it is perhaps just as well, then, that the film remembers one of its plot points and returns to the Sue Lyon character just in time to see her murder someone.
this all gets a touch contrived, so bear with me. the gang we saw has a falling out with one of the members exiled, and somehow that exiled member sees Sue Lyon dumping the body. he becomes quite enchanted with her and begins, frankly, stalking her.
hopes of this being a version of A Clockwork Orange are raised (a bit) when we get to see this radical new treatment for criminals in action.
erm, yes. it does amount to a semi-naked man being strapped to a bed and given electro-shock treatment.
rather bewilderingly, you are never given any information or insights into those who get the treatment. they are certainly not members of the gang seen earlier and nor do you see or hear of what crimes they apparently committed. the phrase "random scenes wedged in" springs to mind.
a rather fascinating comment on Spanish police crops up, i think it was around the time that Sue Lyon had "converted" and subsequently killed a young gay Spanish boy. the police, 3 or 4 murders down the road, start to suspect that the killer might just have access to medical equipment, since all of the victims have been stabbed with a scalpel. the police immediately then spring in to action and ask a doctor, the one who seems to be semi-dating Sue Lyon, if he might agree with this possible interpretation.

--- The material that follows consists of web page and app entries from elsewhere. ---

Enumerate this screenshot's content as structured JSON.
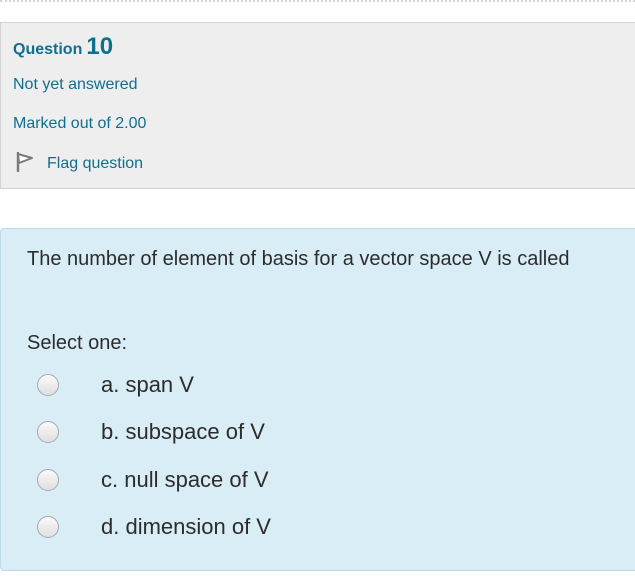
{
  "question_info": {
    "question_word": "Question",
    "question_number": "10",
    "state": "Not yet answered",
    "grade": "Marked out of 2.00",
    "flag_label": "Flag question",
    "flag_icon": "flag-icon"
  },
  "question": {
    "text": "The number of  element of basis for a vector space V is called",
    "prompt": "Select one:",
    "options": [
      {
        "label": "a. span V",
        "selected": false
      },
      {
        "label": "b. subspace of V",
        "selected": false
      },
      {
        "label": "c. null space of V",
        "selected": false
      },
      {
        "label": "d. dimension of V",
        "selected": false
      }
    ]
  },
  "colors": {
    "accent": "#0f6f8e",
    "info_background": "#eeeeee",
    "content_background": "#d9edf6",
    "text": "#2c2c2c"
  }
}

this film really is as bad as it sounds thus far, and gets worse. the exiled member of the gang confronts Sue Lyon and rather blackmails here than turning her in or turning the tables on her. this leads to all sorts of scenes of him spending her money.
this is seen by his former gang members, who presume he has in fact stolen money from them. to this end, they promptly find him and beat him senseless.
which leads to him being sent to the same hospital that Sue Lyon works in, possibly for that "corrective" treatment.
needless to say, Sue Lyon ensures that he is no longer able to blackmail him. and then, thankfully, the film is over.
really, i cannot say this enough - avoid this particular film. don't be tricked like i was. it is rubbish.
it's a bit peculiar, considering how powerful the book is, that A Clockwork Orange has not inspired yet more rip-offs or honest adaptations. i mean, sure, it would be a brave and foolish person who dared make another film of it in the light of the Kubrick masterpiece, but there are so many talented directors out there it is a wonder that no one has tried. there was of course that wonderful April Fool joke, from 2000 or 2001, where it was announced that George Lucas and Steven Spielberg would co-direct a remake, but that's it.
and, other than the brilliant episode of Sledge Hammer! called A Clockwork Sledge, not forgetting numerous references in The Simpsons, that's the grand total of my knowledge of variations in film of A Clockwork Orange. if i have missed a film or two, leave a comment an let me know!